Children\\\\\\\\\\\\\\\\\\\\\\\\\\'s meals, Etihad Airways

Just before take off we had been given a menu card, details from which follow:



  • Chicken with orzo pasta and mixed pepper salad, warm bread

Main course:

  • Seared chicken with cranberry sauce, red cabbage with apple and mashed potato;
  • Lamb cooked in harissa sauce with coriander, lemon rice and eggplant;
  • Penne pasta in tomato sauce and tortellini in mushroom sauce (V)


  • Wild berry compote with custard.

Café service: choice of gourmet pizzas.

Beverages: Choice or white and red wines, Dewars whisky, Bacaradi Run, Beefeater gin, Absolut Vodka. Beers: Heineken, Foster’s, Kronenburg. Juices: Orange, apple, mango, tomato

Pepsi, Diet Pepsi, 7-up, Soda, tonic, ginger ale, still water, filter coffee, cappuccino, hot chocolate, Dilmah teas: Ceylon, Green tea, Lemon and lime, Decaffeinated (coffee, I presume).

Adult meal, Etihad Airways

I enjoyed my meal (I chose the lamb) and was full at the end of it, though admittedly I had helped both children with their meals.

The rest of the flight was uneventful, and I alternated between working and watching some of the films (The Grandmaster).

There are plenty of toilets, though these were only at the rear of our cabin. This was the view midway through the flight.

Etihad Airways B777-300ER Economy Cabin

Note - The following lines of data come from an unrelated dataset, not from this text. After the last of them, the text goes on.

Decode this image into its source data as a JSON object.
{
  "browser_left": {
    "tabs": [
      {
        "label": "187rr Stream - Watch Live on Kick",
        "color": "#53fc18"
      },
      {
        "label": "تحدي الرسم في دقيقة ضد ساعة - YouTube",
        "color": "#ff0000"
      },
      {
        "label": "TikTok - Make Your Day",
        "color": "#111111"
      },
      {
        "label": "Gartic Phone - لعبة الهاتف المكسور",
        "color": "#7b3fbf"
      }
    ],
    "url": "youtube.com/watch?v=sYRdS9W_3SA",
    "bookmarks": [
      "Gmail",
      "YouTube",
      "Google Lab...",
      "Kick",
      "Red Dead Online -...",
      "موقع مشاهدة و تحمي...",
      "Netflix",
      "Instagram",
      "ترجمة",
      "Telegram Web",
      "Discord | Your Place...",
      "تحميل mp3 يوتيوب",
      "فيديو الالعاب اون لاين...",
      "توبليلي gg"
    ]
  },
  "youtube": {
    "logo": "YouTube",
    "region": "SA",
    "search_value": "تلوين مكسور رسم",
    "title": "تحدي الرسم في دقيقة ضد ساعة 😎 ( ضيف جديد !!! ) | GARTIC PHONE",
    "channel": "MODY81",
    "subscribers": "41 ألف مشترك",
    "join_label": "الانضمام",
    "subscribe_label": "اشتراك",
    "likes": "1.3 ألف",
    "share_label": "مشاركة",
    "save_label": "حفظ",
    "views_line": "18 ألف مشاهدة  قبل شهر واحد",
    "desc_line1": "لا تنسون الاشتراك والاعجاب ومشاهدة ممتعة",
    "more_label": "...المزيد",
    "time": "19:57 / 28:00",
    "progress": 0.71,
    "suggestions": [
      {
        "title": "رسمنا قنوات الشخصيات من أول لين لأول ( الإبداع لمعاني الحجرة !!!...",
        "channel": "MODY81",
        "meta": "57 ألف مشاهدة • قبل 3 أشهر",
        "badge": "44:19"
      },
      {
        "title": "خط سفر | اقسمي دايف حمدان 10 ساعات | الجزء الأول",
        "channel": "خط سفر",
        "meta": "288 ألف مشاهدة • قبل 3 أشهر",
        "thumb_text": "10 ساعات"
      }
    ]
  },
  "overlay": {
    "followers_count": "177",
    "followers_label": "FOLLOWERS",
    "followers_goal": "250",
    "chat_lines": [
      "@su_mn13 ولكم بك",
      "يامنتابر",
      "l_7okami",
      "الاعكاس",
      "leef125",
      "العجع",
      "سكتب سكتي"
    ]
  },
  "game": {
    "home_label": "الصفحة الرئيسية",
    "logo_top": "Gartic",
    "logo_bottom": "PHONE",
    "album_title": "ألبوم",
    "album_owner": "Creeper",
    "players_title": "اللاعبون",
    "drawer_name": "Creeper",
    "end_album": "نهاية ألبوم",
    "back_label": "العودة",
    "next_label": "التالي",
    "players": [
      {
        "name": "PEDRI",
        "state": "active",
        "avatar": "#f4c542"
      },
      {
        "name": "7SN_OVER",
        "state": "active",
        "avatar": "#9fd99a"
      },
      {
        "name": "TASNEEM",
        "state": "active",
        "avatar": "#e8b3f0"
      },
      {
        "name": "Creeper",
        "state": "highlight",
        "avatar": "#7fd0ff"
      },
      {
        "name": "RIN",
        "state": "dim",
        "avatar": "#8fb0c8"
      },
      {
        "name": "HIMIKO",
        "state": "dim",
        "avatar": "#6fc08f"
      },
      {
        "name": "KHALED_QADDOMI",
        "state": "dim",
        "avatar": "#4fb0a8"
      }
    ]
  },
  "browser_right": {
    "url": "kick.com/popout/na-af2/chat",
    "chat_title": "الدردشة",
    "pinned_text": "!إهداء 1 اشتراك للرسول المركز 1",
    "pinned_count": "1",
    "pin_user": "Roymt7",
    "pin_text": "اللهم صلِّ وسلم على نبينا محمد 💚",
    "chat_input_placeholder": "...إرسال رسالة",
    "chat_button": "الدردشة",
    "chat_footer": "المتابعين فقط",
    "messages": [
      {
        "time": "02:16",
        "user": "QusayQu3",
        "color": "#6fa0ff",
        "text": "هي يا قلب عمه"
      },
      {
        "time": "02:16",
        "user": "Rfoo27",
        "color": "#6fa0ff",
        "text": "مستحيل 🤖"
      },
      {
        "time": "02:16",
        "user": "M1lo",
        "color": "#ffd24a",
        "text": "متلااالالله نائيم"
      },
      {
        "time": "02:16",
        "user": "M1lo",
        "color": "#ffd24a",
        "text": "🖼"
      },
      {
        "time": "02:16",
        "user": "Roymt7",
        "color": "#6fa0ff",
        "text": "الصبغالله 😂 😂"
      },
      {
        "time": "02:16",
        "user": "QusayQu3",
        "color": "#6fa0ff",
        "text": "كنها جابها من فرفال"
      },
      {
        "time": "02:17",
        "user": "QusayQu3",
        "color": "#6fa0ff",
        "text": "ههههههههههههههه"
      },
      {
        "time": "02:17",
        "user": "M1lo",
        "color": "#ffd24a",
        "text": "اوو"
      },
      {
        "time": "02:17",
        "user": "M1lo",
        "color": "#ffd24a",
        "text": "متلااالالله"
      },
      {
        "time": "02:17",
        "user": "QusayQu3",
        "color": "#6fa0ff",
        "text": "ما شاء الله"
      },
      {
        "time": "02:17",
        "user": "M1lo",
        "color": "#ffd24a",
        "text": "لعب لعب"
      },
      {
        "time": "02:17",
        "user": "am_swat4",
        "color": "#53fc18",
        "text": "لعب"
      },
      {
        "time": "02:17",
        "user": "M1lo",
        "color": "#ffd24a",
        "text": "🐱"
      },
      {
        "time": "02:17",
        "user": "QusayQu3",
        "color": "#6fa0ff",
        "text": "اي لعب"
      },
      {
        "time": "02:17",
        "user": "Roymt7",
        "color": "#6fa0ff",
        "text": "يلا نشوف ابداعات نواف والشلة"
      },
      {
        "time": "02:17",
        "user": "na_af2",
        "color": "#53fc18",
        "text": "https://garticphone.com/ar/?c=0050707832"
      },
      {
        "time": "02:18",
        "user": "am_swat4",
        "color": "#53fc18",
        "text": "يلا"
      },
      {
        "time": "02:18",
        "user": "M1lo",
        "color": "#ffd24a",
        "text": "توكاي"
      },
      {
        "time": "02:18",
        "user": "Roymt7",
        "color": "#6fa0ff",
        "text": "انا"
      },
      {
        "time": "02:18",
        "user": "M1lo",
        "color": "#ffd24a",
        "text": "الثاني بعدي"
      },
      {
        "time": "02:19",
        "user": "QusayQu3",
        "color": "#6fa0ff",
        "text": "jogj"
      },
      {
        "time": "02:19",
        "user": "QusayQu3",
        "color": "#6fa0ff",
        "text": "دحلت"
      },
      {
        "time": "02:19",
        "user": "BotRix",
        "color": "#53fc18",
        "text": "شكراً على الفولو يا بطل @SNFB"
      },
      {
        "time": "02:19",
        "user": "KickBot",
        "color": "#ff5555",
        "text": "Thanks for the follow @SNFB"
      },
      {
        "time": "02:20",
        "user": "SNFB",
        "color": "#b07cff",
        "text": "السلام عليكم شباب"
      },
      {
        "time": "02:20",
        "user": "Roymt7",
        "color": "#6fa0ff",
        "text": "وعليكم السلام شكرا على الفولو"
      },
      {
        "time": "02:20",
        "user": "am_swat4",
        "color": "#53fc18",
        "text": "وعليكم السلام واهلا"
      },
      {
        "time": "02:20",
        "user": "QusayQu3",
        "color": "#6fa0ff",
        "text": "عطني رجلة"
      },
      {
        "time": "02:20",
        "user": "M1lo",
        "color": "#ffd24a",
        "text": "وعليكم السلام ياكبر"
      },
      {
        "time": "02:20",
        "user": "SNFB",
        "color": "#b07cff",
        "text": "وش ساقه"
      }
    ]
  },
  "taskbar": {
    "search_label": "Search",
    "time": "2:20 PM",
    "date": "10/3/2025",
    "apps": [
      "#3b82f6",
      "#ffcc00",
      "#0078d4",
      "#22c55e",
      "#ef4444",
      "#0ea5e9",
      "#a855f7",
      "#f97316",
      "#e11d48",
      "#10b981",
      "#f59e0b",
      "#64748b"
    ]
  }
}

We arrived at Abu Dhabi around 1900 local time. We were off the aircraft quite quickly, but then endured a completely unnecessary wait at immigration by having the bad luck of choosing a queue where the attendant either had a faulty terminal or could not work it.

The supervisor seemed completely indifferent to the problem, despite my pointing it out to him, and in fact just chatted on his mobile phone as he strolled around the terminal. So everyone in our line stood there watching every other queue progress through, and new aircraft come into the hall and move through while we remained motionless.

In the end, when every other queue was empty, those attendants then started to take people from the front of our line, and in that way we finally got through to where our bags were waiting on the carousel.

Once we had our bags we then joined a very long queue for taxis, which nevertheless moved fairly quickly and after 10 minutes we were finally outside the terminal.


A very good flight. You can certainly fault Etihad for cramming 10 across in this B777-300ER, but for us it didn’t make any difference and so removed the one thing we might have complained about. The service was faultless, the food tasty, the IFE had a huge choice and I liked the fact that there was seat power available – and even connectivity for phones and wifi-enabled devices if needed.